- V. V. Chari & Patrick Kehoe & Ellen McGrattan, 2004. "Business Cycle Accounting," Levine's Bibliography 122247000000000560, UCLA Department of Economics.
- V V Chari & Patrick J Kehoe & Ellen R. McGrattan, 2003. "Business Cycle Accounting," Levine's Bibliography 506439000000000421, UCLA Department of Economics.
- Rotemberg, Julio J. & Woodford, Michael, 1999.
"The cyclical behavior of prices and costs,"
Handbook of Macroeconomics,
in: J. B. Taylor & M. Woodford (ed.), Handbook of Macroeconomics, edition 1, volume 1, chapter 16, pages 1051-1135
- Barro, Robert J. & Sahasakul, Chaipat, 1986.
"Average Marginal Tax Rates from Social Security and the Individual Income Tax,"
3451298, Harvard University Department of Economics.
- Barro, Robert J & Sahasakul, Chaipat, 1986. "Average Marginal Tax Rates from Social Security and the Individual Income Tax," The Journal of Business, University of Chicago Press, vol. 59(4), pages 555-66, October.
- Robert J. Barro & Chaipat Sahasakul, 1983. "Average Marginal Tax Rates from Social Security and the Individual Income Tax," NBER Working Papers 1214, National Bureau of Economic Research, Inc.
- Rees, Albert, 1989. "The Economics of Trade Unions," University of Chicago Press Economics Books, University of Chicago Press, edition 1, number 9780226707105.
- Simon, Curtis J., 2001. "The Supply Price Of Labor During The Great Depression," The Journal of Economic History, Cambridge University Press, vol. 61(04), pages 877-903, December.

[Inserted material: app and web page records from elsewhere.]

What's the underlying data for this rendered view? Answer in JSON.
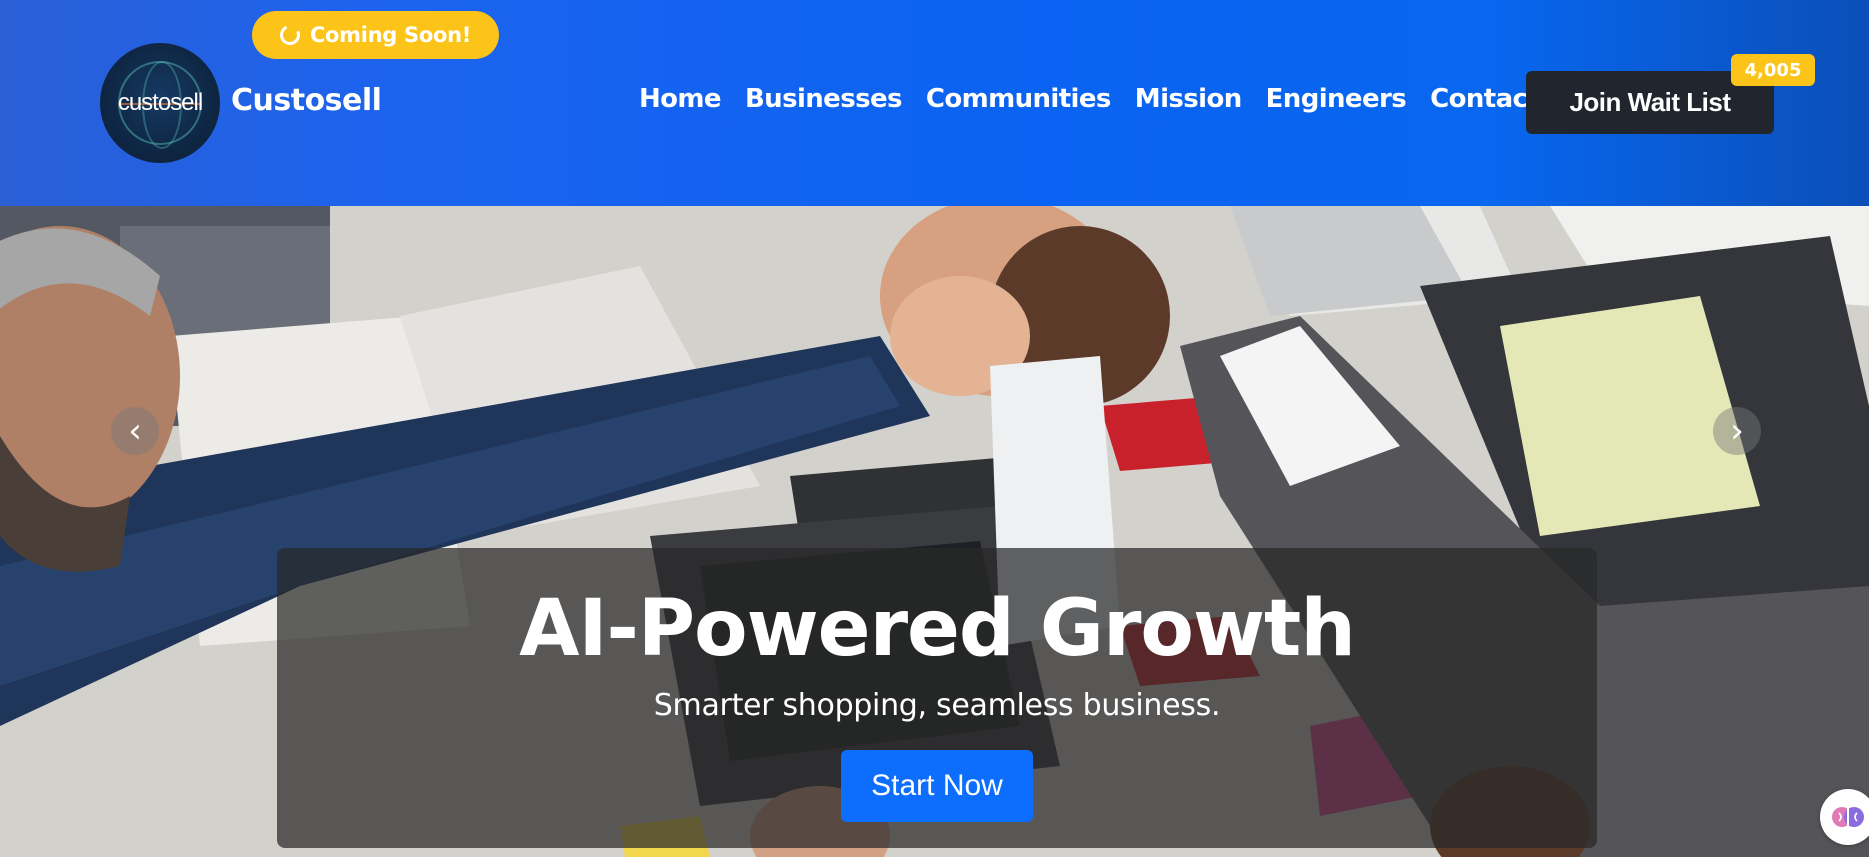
{
  "header": {
    "badge": {
      "label": "Coming Soon!",
      "icon": "spinner-icon",
      "color": "#fcc419"
    },
    "logo": {
      "text": "custosell"
    },
    "brand": "Custosell",
    "nav": [
      {
        "label": "Home"
      },
      {
        "label": "Businesses"
      },
      {
        "label": "Communities"
      },
      {
        "label": "Mission"
      },
      {
        "label": "Engineers"
      },
      {
        "label": "Contact"
      }
    ],
    "join_button": {
      "label": "Join Wait List",
      "color": "#20252e"
    },
    "waitlist_count": "4,005",
    "gradient_colors": [
      "#2a5fd6",
      "#0a63f2",
      "#0b4fb8"
    ]
  },
  "hero": {
    "title": "AI-Powered Growth",
    "subtitle": "Smarter shopping, seamless business.",
    "cta": {
      "label": "Start Now",
      "color": "#0d6efd"
    },
    "prev_arrow": "‹",
    "next_arrow": "›",
    "image": "team-high-five-over-desk-with-laptops"
  },
  "assistant": {
    "icon": "brain-icon"
  }
}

- Harold L. Cole & Lee E. Ohanian, 1999. "The Great Depression in the United States from a neoclassical perspective," Quarterly Review, Federal Reserve Bank of Minneapolis, issue Win, pages 2-24.
- R. Anton Braun & Ellen R. McGrattan, 1993. "The Macroeconomics of War and Peace," NBER Chapters, in: NBER Macroeconomics Annual 1993, Volume 8, pages 197-258 National Bureau of Economic Research, Inc.
- Alan S. Blinder & Roger H. Gordon & Donald E. Wise, 1980. "Reconsidering the Work Disincentive Effects of Social Security," NBER Working Papers 0562, National Bureau of Economic Research, Inc.
- Barro, Robert J., 1977. "Long-term contracting, sticky prices, and monetary policy," Journal of Monetary Economics, Elsevier, vol. 3(3), pages 305-316, July.
- Seater, John J., 1985. "On the construction of marginal federal personal and social security tax rates in the U.S," Journal of Monetary Economics, Elsevier, vol. 15(1), pages 121-135, January.
- Summers, Lawrence H, 1989. "Some Simple Economics of Mandated Benefits," American Economic Review, American Economic Association, vol. 79(2), pages 177-83, May.
When requesting a correction, please mention this item's handle: RePEc:red:issued:v:8:y:2005:i:4:p:902-926. See general information about how to correct material in RePEc.
For technical questions regarding this item, or to correct its authors, title, abstract, bibliographic or download information, contact: (Christian Zimmermann)
If references are entirely missing, you can add them using this form.